- **Directions for this task**: Copy out every line holding the string "JSON" from the records below.

- **Information provided**:
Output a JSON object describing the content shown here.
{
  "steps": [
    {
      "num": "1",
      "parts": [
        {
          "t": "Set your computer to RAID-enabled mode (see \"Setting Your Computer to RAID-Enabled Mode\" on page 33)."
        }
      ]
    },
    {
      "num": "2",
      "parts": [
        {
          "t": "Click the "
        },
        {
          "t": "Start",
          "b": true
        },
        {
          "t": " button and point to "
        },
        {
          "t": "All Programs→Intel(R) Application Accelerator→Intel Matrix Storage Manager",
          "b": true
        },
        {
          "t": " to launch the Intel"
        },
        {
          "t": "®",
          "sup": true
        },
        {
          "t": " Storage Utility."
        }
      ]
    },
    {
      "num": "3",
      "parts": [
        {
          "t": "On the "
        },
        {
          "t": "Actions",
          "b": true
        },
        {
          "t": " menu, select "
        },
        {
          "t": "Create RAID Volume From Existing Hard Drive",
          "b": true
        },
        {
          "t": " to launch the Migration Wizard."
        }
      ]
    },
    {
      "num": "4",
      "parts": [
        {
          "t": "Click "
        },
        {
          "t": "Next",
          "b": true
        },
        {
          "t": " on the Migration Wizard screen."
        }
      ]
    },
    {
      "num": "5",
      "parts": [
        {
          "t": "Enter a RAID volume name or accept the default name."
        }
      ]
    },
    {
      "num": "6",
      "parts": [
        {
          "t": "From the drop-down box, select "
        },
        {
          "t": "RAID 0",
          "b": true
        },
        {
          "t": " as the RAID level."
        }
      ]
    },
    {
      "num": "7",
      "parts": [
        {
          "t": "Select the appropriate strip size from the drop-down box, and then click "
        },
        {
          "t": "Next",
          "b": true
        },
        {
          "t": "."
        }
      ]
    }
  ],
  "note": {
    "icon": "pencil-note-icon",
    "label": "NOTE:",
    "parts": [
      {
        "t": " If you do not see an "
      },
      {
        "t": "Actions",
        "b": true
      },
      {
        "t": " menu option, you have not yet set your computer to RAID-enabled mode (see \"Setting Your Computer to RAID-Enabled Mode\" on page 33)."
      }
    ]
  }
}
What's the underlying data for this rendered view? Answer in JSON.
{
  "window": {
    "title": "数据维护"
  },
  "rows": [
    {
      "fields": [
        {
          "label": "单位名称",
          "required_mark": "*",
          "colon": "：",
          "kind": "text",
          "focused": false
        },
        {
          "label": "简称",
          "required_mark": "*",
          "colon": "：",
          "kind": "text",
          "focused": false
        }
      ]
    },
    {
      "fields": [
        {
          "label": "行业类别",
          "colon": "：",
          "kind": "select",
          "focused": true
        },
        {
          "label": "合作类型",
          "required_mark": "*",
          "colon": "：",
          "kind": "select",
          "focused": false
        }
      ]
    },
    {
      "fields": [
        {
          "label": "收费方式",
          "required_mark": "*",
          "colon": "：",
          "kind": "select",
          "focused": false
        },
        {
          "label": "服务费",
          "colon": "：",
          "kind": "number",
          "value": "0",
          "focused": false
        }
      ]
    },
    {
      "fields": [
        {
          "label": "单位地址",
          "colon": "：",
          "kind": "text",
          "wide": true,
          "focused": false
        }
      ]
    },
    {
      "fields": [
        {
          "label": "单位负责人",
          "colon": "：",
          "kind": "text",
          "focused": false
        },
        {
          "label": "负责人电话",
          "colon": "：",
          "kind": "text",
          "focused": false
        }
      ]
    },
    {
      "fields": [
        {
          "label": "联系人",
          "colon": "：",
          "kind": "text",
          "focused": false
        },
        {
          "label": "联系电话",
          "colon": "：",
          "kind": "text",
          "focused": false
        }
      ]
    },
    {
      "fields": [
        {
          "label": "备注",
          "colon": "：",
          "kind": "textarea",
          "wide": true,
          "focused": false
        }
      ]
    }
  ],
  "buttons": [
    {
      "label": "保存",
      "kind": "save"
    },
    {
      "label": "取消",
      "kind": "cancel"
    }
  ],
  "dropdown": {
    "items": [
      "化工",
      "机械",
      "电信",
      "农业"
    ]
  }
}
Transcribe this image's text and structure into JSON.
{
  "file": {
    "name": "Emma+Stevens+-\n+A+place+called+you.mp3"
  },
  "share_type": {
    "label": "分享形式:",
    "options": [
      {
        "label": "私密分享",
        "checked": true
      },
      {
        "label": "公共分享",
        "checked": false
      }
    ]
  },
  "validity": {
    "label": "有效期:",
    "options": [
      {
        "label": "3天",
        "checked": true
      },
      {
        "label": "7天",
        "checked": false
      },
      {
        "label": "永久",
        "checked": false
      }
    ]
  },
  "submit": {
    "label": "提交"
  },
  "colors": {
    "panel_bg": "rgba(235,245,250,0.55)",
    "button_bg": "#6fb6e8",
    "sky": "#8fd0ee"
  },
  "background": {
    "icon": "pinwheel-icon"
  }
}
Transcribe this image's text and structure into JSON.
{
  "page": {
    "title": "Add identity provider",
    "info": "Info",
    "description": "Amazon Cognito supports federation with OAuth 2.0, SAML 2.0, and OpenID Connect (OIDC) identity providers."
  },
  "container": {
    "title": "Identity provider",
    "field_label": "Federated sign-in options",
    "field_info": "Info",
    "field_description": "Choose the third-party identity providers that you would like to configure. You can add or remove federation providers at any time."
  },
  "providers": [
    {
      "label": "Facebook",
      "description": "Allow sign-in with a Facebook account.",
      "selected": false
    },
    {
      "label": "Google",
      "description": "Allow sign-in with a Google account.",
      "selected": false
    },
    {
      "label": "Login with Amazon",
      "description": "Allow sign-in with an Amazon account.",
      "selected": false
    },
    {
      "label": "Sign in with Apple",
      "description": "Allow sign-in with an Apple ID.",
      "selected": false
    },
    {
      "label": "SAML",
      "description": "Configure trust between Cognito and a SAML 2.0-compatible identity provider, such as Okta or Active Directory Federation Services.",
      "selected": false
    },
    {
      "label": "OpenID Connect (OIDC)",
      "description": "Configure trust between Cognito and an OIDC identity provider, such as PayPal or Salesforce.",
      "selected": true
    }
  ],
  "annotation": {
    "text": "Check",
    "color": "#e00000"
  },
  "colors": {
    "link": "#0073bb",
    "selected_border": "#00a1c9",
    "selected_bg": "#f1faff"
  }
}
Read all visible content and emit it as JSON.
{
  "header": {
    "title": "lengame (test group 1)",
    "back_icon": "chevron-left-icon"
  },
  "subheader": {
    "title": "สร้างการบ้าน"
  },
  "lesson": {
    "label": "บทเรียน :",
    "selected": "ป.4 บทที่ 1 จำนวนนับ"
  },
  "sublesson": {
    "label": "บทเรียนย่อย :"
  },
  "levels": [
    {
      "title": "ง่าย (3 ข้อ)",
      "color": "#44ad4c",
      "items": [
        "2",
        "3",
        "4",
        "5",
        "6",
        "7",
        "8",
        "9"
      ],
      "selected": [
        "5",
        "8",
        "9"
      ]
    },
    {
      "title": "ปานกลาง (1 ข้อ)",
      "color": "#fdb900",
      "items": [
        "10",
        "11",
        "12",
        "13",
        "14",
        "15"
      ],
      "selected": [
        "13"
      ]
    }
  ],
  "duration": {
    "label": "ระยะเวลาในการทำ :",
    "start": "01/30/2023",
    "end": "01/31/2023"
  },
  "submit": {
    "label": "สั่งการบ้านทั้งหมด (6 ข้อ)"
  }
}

- **Reply**:
Output a JSON object describing the content shown here.
What's the underlying data for this rendered view? Answer in JSON.
Transcribe this image's text and structure into JSON.
Transcribe this image's text and structure into JSON.
Read all visible content and emit it as JSON.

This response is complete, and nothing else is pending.